Laboratory tests

LABORATORY TESTS is a part of diagnostics which helps warning a patient about a possible threat to one’s health or detect an early diagnosis. Laboratory tests examine a patient’s body sample results fall within the normal range.

  • Clinical blood tests (general blood test, leucogram, ENG test, general urine test, urine microscopy, blood coagulation test, blood group test etc.) are such tests that provide information about the general condition of a patient, their organ condition, present or future diseases and other in other way unrecognisable changes.
  • Biochemical tests (electrolytes, lipidogram cholesterol test, glucose, glycosylated haemoglobin, liver function test, pancreas function test, kidney function test, iron test, plasma protein test, micro-element iodic preparation test, heavy metal blood test etc).
  • Cytology tests (exfoliative cytology, PAP smears) which examine individual cells and possible changes in them. This test looks at different smears, sheds from body surfaces, their form, size and structure is examined. Cytology tests allow detecting early changes and diagnosing malignant masses or any other pathological changes.
  • Genetic testing (Y chromosome, biological paternity test, DNA tests, genetic diseases) helps detecting changes happening in chromosomes, genes or protein, which allows finding out possible diseases and the possible risk of them, as well as determining DNA testing for relationship.
  • Hormone testing (thyroid test, sex and other hormones) detects changes in hormones.
  • Tumour markers test show whether there are any tumour markers in blood. In case of tumour, cancer cells produce tumour markers, meaning that high tumour markers can be a sign of cancer.

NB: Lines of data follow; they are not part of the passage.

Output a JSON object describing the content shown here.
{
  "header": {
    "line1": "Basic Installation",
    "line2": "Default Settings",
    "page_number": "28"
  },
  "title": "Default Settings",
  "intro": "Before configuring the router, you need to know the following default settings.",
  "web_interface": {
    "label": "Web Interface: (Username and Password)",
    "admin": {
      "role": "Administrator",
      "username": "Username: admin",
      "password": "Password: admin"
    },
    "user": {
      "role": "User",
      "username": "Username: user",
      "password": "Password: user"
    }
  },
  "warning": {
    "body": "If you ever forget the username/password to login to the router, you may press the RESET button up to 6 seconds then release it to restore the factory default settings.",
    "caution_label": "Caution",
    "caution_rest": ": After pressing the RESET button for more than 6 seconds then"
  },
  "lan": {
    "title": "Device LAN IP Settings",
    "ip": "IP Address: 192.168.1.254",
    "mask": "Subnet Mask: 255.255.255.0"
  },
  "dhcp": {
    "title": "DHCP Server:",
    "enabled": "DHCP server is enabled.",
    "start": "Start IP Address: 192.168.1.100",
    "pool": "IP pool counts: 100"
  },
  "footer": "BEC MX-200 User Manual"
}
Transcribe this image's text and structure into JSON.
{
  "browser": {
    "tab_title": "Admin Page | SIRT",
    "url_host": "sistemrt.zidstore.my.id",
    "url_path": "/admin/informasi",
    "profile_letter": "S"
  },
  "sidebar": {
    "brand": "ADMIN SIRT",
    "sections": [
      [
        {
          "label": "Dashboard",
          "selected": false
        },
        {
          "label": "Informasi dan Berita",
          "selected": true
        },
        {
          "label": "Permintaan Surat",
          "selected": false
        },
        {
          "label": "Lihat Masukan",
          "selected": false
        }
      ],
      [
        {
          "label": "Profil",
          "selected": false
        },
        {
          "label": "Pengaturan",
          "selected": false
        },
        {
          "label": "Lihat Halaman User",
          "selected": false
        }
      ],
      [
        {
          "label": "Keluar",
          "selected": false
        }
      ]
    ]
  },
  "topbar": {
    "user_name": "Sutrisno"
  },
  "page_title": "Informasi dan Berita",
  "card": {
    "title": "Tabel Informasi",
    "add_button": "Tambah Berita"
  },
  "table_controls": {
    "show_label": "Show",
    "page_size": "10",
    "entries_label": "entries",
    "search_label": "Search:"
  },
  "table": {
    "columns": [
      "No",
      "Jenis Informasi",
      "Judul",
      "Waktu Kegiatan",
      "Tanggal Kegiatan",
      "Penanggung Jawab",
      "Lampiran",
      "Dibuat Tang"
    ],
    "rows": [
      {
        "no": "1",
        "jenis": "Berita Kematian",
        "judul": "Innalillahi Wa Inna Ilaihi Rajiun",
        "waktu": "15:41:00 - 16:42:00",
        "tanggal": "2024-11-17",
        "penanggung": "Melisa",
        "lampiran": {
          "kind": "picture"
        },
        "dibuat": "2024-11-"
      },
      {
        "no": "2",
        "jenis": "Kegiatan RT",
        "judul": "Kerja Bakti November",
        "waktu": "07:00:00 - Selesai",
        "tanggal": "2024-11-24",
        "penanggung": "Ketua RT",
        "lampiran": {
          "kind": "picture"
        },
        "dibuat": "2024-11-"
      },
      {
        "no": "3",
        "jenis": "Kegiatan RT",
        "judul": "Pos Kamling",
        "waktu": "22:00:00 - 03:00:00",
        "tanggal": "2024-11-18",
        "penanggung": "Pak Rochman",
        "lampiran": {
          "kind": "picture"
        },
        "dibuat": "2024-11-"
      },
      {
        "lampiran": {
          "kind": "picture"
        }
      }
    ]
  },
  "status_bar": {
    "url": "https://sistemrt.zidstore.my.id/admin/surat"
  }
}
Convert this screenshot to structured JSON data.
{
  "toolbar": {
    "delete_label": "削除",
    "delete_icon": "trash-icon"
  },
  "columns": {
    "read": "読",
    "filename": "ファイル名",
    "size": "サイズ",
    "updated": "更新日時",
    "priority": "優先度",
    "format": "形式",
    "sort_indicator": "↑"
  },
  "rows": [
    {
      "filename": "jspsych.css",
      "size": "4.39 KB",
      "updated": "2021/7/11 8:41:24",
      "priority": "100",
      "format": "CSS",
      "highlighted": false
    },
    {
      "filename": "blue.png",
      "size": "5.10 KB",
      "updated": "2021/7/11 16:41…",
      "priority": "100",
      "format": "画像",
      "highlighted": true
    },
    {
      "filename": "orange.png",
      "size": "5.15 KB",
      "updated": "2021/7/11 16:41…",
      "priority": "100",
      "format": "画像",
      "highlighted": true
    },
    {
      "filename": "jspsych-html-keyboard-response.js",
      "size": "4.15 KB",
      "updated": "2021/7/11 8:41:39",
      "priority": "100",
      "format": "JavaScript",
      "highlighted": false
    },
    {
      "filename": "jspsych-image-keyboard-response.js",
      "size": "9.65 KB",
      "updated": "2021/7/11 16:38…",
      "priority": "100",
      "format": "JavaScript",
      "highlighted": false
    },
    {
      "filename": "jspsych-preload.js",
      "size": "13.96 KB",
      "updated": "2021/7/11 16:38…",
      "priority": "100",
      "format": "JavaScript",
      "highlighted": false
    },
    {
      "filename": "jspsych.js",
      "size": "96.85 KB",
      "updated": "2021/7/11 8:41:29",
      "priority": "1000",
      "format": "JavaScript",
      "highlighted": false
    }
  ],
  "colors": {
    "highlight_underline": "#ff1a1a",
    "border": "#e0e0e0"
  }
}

  • Immunology test (antibodies or antigen test) identifies antibodies, commonly these are proteins that are made by a type o white blood cell in response to a foreign substance in the body. This test will help determining what allergies a patient might have.